Israeli historians argue that the site never served as a mosque for the Muslims, who buried their dead in a cemetery adjacent to the shrine. British financier Moses Montefiore "is said to have obtained a permit from the Turks to build another room adjacent to Rachel’s Tomb in 1841 to keep the Muslims away from the room of the grave and to help protect the Jews at the site," wrote Nadav Shragai, an Israeli journalist, who chronicled the history of Rachel's Tomb, in a 2010 study for The Jerusalem Center for Public Affairs.
Amid the humming of prayer chants and the swaying worshipers in the men's section, Moshe Benaim could be seen taking a prayer book from one of the shelves. Clad in an Israel Defense Forces uniform, he was about to recite the morning service.

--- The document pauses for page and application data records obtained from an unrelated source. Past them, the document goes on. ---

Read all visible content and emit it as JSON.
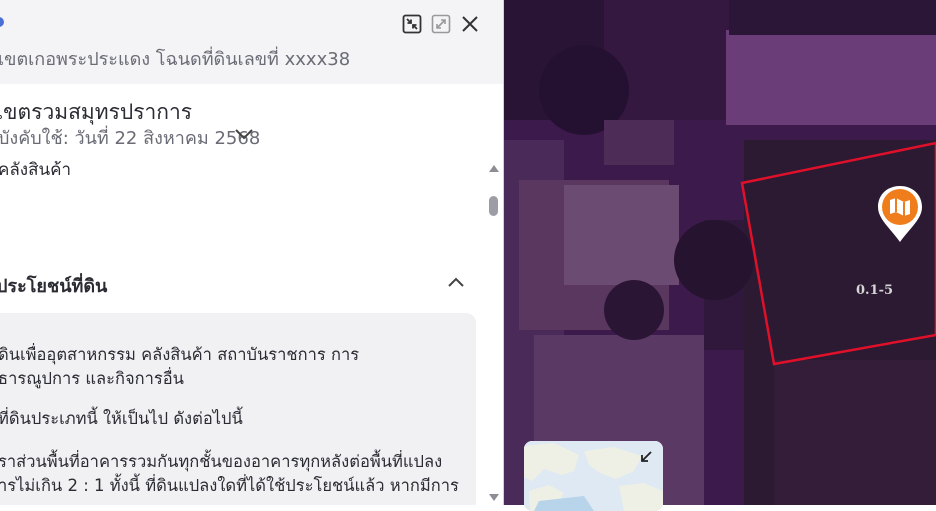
{
  "panel": {
    "subtitle": "เขตเกอพระประแดง โฉนดที่ดินเลขที่ xxxx38",
    "province": "เขตรวมสมุทรปราการ",
    "effective_date": "บังคับใช้: วันที่ 22 สิงหาคม 2568",
    "zone_type": "คลังสินค้า",
    "section_title": "ประโยชน์ที่ดิน",
    "rules": [
      "ดินเพื่ออุตสาหกรรม คลังสินค้า สถาบันราชการ การ",
      "ธารณูปการ และกิจการอื่น",
      "ที่ดินประเภทนี้ ให้เป็นไป ดังต่อไปนี้",
      "ราส่วนพื้นที่อาคารรวมกันทุกชั้นของอาคารทุกหลังต่อพื้นที่แปลง",
      "ารไม่เกิน 2 : 1 ทั้งนี้ ที่ดินแปลงใดที่ได้ใช้ประโยชน์แล้ว หากมีการ"
    ],
    "controls": [
      "collapse-icon",
      "expand-icon",
      "close-icon"
    ]
  },
  "map": {
    "plot_label": "0.1-5",
    "plot_outline_color": "#e0102b",
    "pin_color": "#f07d1c",
    "overlay_color": "#5a2272"
  }
}
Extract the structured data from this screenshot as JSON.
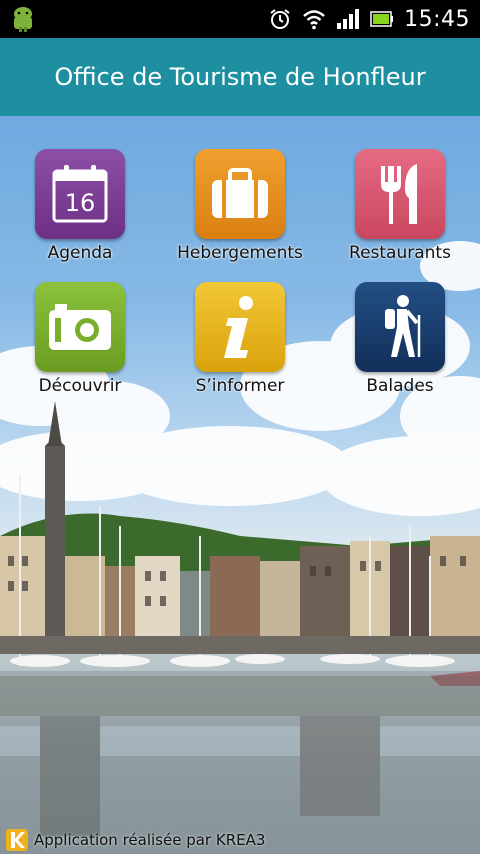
{
  "status_bar": {
    "time": "15:45",
    "icons": [
      "android-icon",
      "alarm-icon",
      "wifi-icon",
      "signal-icon",
      "battery-icon"
    ]
  },
  "header": {
    "title": "Office de Tourisme de Honfleur"
  },
  "menu": {
    "agenda": {
      "label": "Agenda",
      "icon": "calendar-icon",
      "color": "#7d3f96",
      "day": "16"
    },
    "hebergements": {
      "label": "Hebergements",
      "icon": "suitcase-icon",
      "color": "#e58f1c"
    },
    "restaurants": {
      "label": "Restaurants",
      "icon": "fork-knife-icon",
      "color": "#d8566f"
    },
    "decouvrir": {
      "label": "Découvrir",
      "icon": "camera-icon",
      "color": "#7aae2d"
    },
    "sinformer": {
      "label": "S’informer",
      "icon": "info-icon",
      "color": "#e6b417"
    },
    "balades": {
      "label": "Balades",
      "icon": "hiker-icon",
      "color": "#173f73"
    }
  },
  "footer": {
    "credit": "Application réalisée par KREA3"
  },
  "colors": {
    "header": "#1d8fa0"
  }
}
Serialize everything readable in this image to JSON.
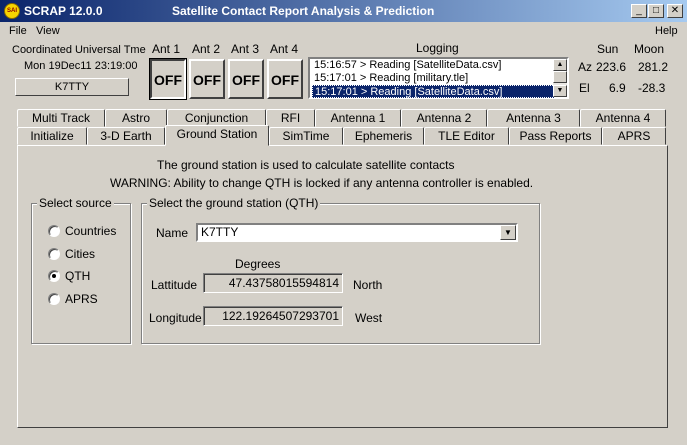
{
  "window": {
    "app_icon_text": "SAI",
    "app_name": "SCRAP  12.0.0",
    "title": "Satellite Contact Report Analysis & Prediction",
    "controls": {
      "minimize": "_",
      "maximize": "□",
      "close": "✕"
    }
  },
  "menu": {
    "file": "File",
    "view": "View",
    "help": "Help"
  },
  "utc": {
    "label": "Coordinated Universal Tme",
    "datetime": "Mon 19Dec11 23:19:00",
    "callsign": "K7TTY"
  },
  "antennas": [
    {
      "label": "Ant 1",
      "state": "OFF"
    },
    {
      "label": "Ant 2",
      "state": "OFF"
    },
    {
      "label": "Ant 3",
      "state": "OFF"
    },
    {
      "label": "Ant 4",
      "state": "OFF"
    }
  ],
  "logging": {
    "label": "Logging",
    "lines": [
      "15:16:57 > Reading [SatelliteData.csv]",
      "15:17:01 > Reading [military.tle]",
      "15:17:01 > Reading [SatelliteData.csv]"
    ]
  },
  "sunmoon": {
    "sun_label": "Sun",
    "moon_label": "Moon",
    "az_label": "Az",
    "el_label": "El",
    "sun_az": "223.6",
    "moon_az": "281.2",
    "sun_el": "6.9",
    "moon_el": "-28.3"
  },
  "tabs_row1": [
    "Multi Track",
    "Astro",
    "Conjunction",
    "RFI",
    "Antenna 1",
    "Antenna 2",
    "Antenna 3",
    "Antenna 4"
  ],
  "tabs_row2": [
    "Initialize",
    "3-D Earth",
    "Ground Station",
    "SimTime",
    "Ephemeris",
    "TLE Editor",
    "Pass Reports",
    "APRS"
  ],
  "active_tab": "Ground Station",
  "panel": {
    "info_line1": "The ground station is used to calculate satellite contacts",
    "info_line2": "WARNING:  Ability to change QTH is locked if any antenna controller is enabled.",
    "source_title": "Select source",
    "sources": [
      "Countries",
      "Cities",
      "QTH",
      "APRS"
    ],
    "selected_source": "QTH",
    "qth_title": "Select the ground station (QTH)",
    "name_label": "Name",
    "name_value": "K7TTY",
    "degrees_label": "Degrees",
    "latitude_label": "Lattitude",
    "latitude_value": "47.43758015594814",
    "latitude_dir": "North",
    "longitude_label": "Longitude",
    "longitude_value": "122.19264507293701",
    "longitude_dir": "West"
  },
  "colors": {
    "face": "#d4d0c8",
    "title_start": "#0a246a",
    "title_end": "#a6caf0",
    "selection": "#0a246a"
  }
}
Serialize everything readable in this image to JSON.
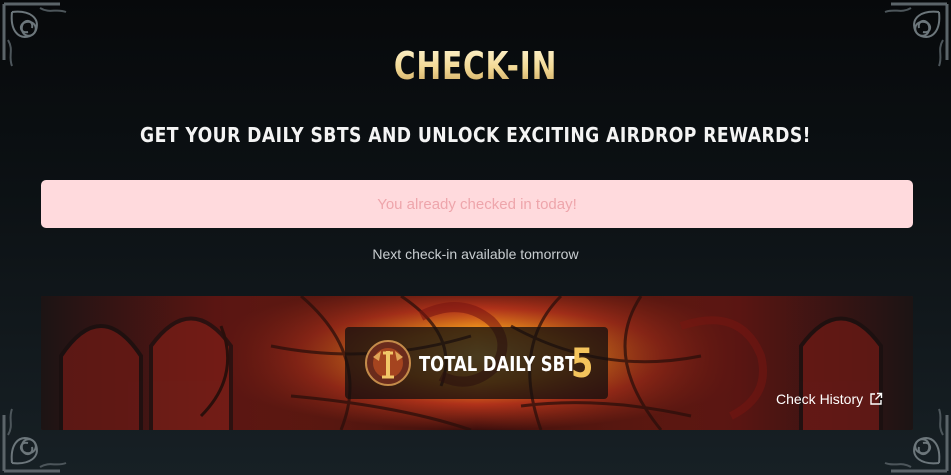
{
  "header": {
    "title": "CHECK-IN",
    "subtitle": "GET YOUR DAILY SBTS AND UNLOCK EXCITING AIRDROP REWARDS!"
  },
  "status": {
    "message": "You already checked in today!",
    "next_checkin": "Next check-in available tomorrow"
  },
  "sbt_panel": {
    "label": "TOTAL DAILY SBT",
    "value": "5",
    "medal_icon": "dragon-medal-icon"
  },
  "history": {
    "label": "Check History",
    "icon": "external-link-icon"
  },
  "colors": {
    "title_gold": "#f2d893",
    "value_gold": "#f4c45c",
    "banner_bg": "#ffdadd",
    "banner_text": "#eea5ab",
    "page_bg": "#0c1114"
  }
}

"I'm here because it's a very important day," said Benaim, a 28-year-old quality assurance analyst with the IDF who was born in New York City and grew up in the United Kingdom before recently making aliyah. "We believe Rachel cares for every one of her children and have no doubts that our prayers, here, will be accepted."
Others, like Avraham Miller, a bearded Haredi man from Brooklyn who arrived in Israel as a student in 1965, sees Jewish prayer at the site as the fulfillment of Jeremiah's prophecy. Quoting scripture, he noted God's assurance to a weeping Rachel that “Your children will return to their own land."
"The mother, Rachel, represents our passport to coming out of exile and returning back to Israel," said Miller. "That's why we come here to ‘daven’ [‘pray’]. It's special."
Outside the shrine – at a separate entrance for women, a lady with a head-covering spoke wistfully, as if she were coming to visit a beloved parent.
"I come here to my mother," says a woman, who would only identify herself as Yiscah, a 49 year-old Jerusalem native who teaches high school English. "Rachel is like a 'mama.'"
Asked what she would be praying for, Yiscah let out an anguished sigh before answering.
"I pray for all the things I don't have," she said. "I pray to be a better person and a better mother."